MR. RUSSERT: Can you demand that the people who put cable TV on the air not put pornography on the air?

MAYOR GIULIANI: Tim, that's what the hysterics are trying to do. I think I drew the line very clearly. The line is if it says in a lease on property owned by the city of New York that I have to approve your closing down that property in order to put pedophiles on parade, to desecrate a very important religious or national symbol of the people of America, the people of the city of New York, then I'm going to disapprove it. Why is the provision there other than the fact that I have some right to have some discretion about this in exchange for the $8 million worth of funding?

I think the fact that we don't interfere with private museums and private exhibits actually makes the case for us and against the people who try to misuse the First Amendment.

MR. RUSSERT: As you know...

MAYOR GIULIANI: Nobody is trying to suppress this exhibit. I'm very much opposed to it. But what I'm saying is hard earned public tax dollars should not be used for what I consider to be, and I think many people in the city, a desecration of religion and then, also, some other very, very sick things. The animals, the pedophiles. So don't use public tax dollars. Believe me, there are plenty of private museums in this city, for better or worse, that would exhibit it. Just use your own money.

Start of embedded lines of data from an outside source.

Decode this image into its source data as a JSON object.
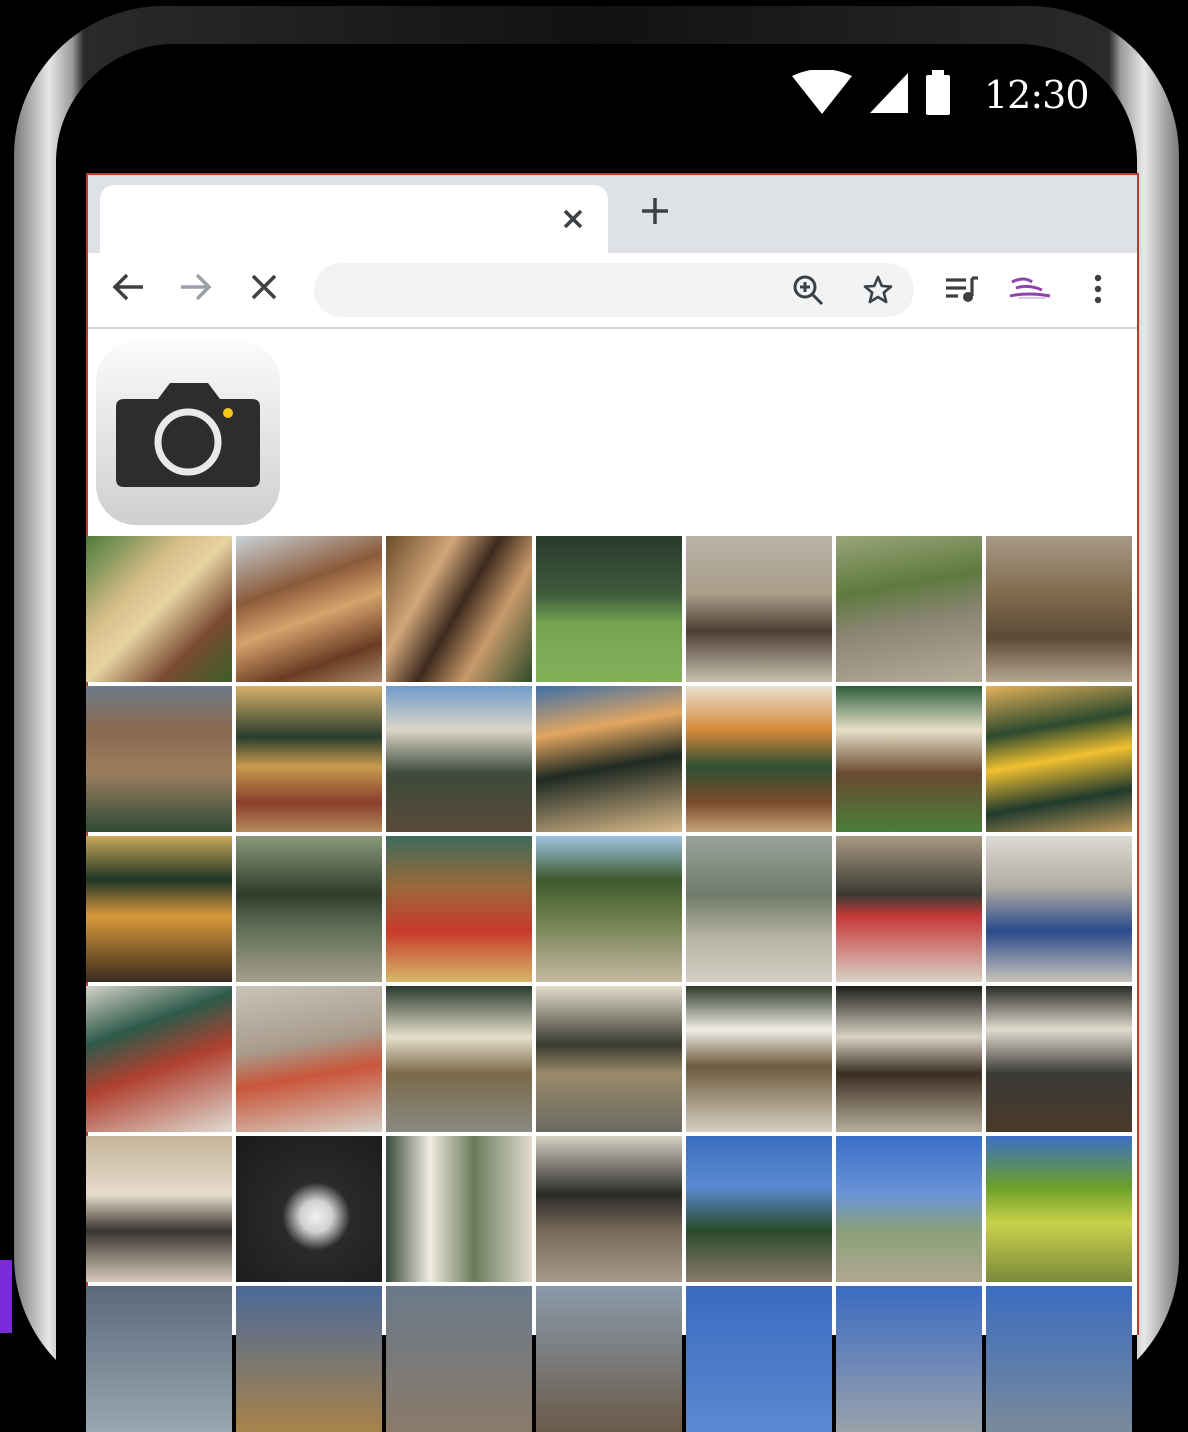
{
  "status_bar": {
    "time": "12:30",
    "icons": [
      "wifi-icon",
      "cellular-signal-icon",
      "battery-icon"
    ]
  },
  "browser": {
    "tab": {
      "title": "",
      "close_icon": "close-icon"
    },
    "new_tab_icon": "plus-icon",
    "toolbar": {
      "back_icon": "arrow-left-icon",
      "forward_icon": "arrow-right-icon",
      "stop_icon": "close-icon",
      "address_value": "",
      "zoom_icon": "zoom-in-icon",
      "bookmark_icon": "star-icon",
      "media_icon": "playlist-music-icon",
      "extension_icon": "extension-icon",
      "menu_icon": "more-vert-icon"
    }
  },
  "page": {
    "camera_app_icon": "camera-icon",
    "photo_count_visible": 42
  },
  "colors": {
    "accent_red": "#c0392b",
    "camera_dot": "#f5c518",
    "tabstrip": "#dee1e6"
  }
}
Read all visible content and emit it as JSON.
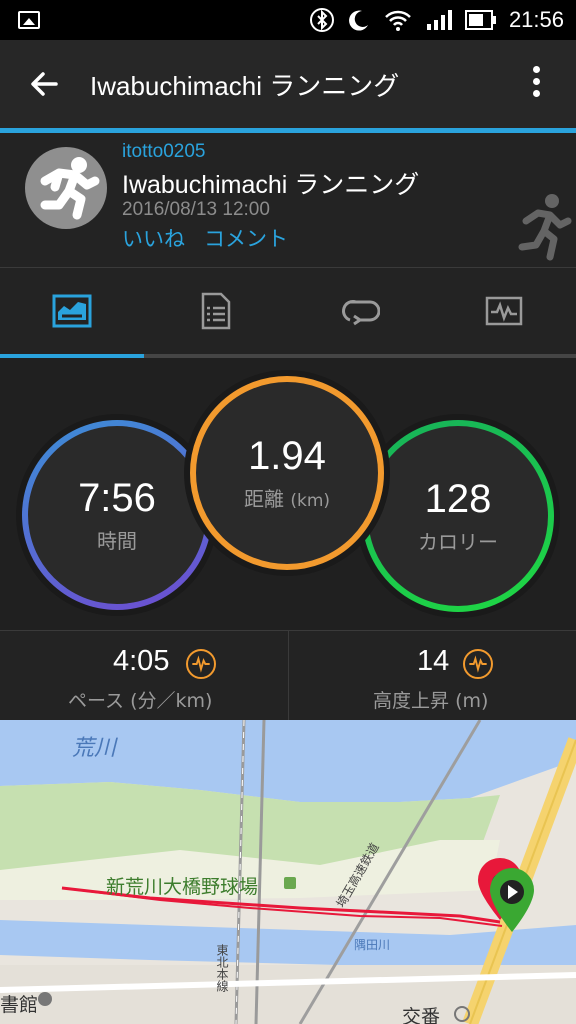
{
  "status_bar": {
    "time": "21:56",
    "icons": [
      "image-icon",
      "bluetooth-icon",
      "moon-icon",
      "wifi-icon",
      "signal-icon",
      "battery-icon"
    ]
  },
  "app_bar": {
    "title": "Iwabuchimachi ランニング",
    "back_icon": "arrow-left-icon",
    "menu_icon": "overflow-menu-icon"
  },
  "activity": {
    "username": "itotto0205",
    "name": "Iwabuchimachi ランニング",
    "datetime": "2016/08/13 12:00",
    "like_label": "いいね",
    "comment_label": "コメント"
  },
  "tabs": [
    {
      "icon": "summary-chart-icon",
      "active": true
    },
    {
      "icon": "details-list-icon",
      "active": false
    },
    {
      "icon": "laps-loop-icon",
      "active": false
    },
    {
      "icon": "graph-icon",
      "active": false
    }
  ],
  "stats": {
    "time": {
      "value": "7:56",
      "label": "時間"
    },
    "distance": {
      "value": "1.94",
      "label": "距離",
      "unit": "(km)"
    },
    "calories": {
      "value": "128",
      "label": "カロリー"
    }
  },
  "sub_stats": {
    "pace": {
      "value": "4:05",
      "label": "ペース",
      "unit": "(分／km)"
    },
    "elevation": {
      "value": "14",
      "label": "高度上昇",
      "unit": "(m)"
    }
  },
  "map": {
    "labels": {
      "river": "荒川",
      "park": "新荒川大橋野球場",
      "rail": "東北本線",
      "highway": "埼玉高速鉄道",
      "canal": "隅田川",
      "koban": "交番",
      "library": "書館"
    }
  },
  "colors": {
    "accent": "#2aa3dd",
    "time_ring": "#5a6fd6",
    "distance_ring": "#f29a2e",
    "calories_ring": "#1fd843",
    "track": "#e8183a"
  }
}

MR. RUSSERT: The Daily News went out and talked to New Yorkers, interviewed them for a poll. This is what they found: that 30 percent of New Yorkers agree with you; 60 percent agree with the museum, the exhibit should be open. And even amongst Catholics, only 42 percent agree with you; 48 percent agree with the museum.

Some have suggested, Mr. Mayor, that you're using this as an issue to pander to the Conservative Party of New York, to secure their nomination for the Senate? Have you spoken to anyone in the Conservative Party?

MAYOR GIULIANI: No. Tim, Tim, Tim, Tim...

MR. RUSSERT: Has anyone in your administration spoken to the Conservative Party?



MAYOR GIULIANI: And the poll you just put up there makes the opposite point, doesn't it? It says that most people are against me on this. So maybe, maybe--this is hard to really deal with--maybe there's a matter of principle, and it isn't something that has to do with political calculation. And, you know, 30 percent represent a sizable minority within any city.

But look, maybe it would be easier for you and others to understand if this were another racial, religious or ethnic group, but 30 percent of the people that are highly offended about their religion, their national symbols, their sensibilities being attacked is a very large percentage of people that the mayor has a right to defend. And what I'm saying is very simple: Nobody wants to suppress it. Put it in a private museum. Pay for it yourself. Do not take money out of the pockets of that 30 percent of the people where you're doing tremendous damage to their sensibilities, their views, their ideas. In America, you know, what it means is we have to all respect each other. And that 30 percent is also entitled to respect.

MR. RUSSERT: Do you think that your opposition will help you with the

Conservative Party or...

MAYOR GIULIANI: I have no idea. That poll, you know, is something that was taken publicly. So I haven't been able to look at the internal parts of it. I'll worry and think about the political effect of it or be happy about the political effect of it--Who knows?--you know, weeks from now. Before I took this position, I didn't do what some politicians do. You know, we tried to do this on principle, and people can agree or disagree with the principle but stop all the kind of nasty personal attacks.

MR. RUSSERT: Let me ask you about a couple of other issues that may affect your potential Senate run. The Conservative Party is very much opposed to late-term or partial-birth abortion. You have supported that, have opposed any limitations placed on late-term abortion. Is that still your position?

MAYOR GIULIANI: Well, within the state of New York, the legislation that was proposed was legislation that I believe was not necessary. And that is still my position. That position was taken two years ago. I have no reason to review it at this point.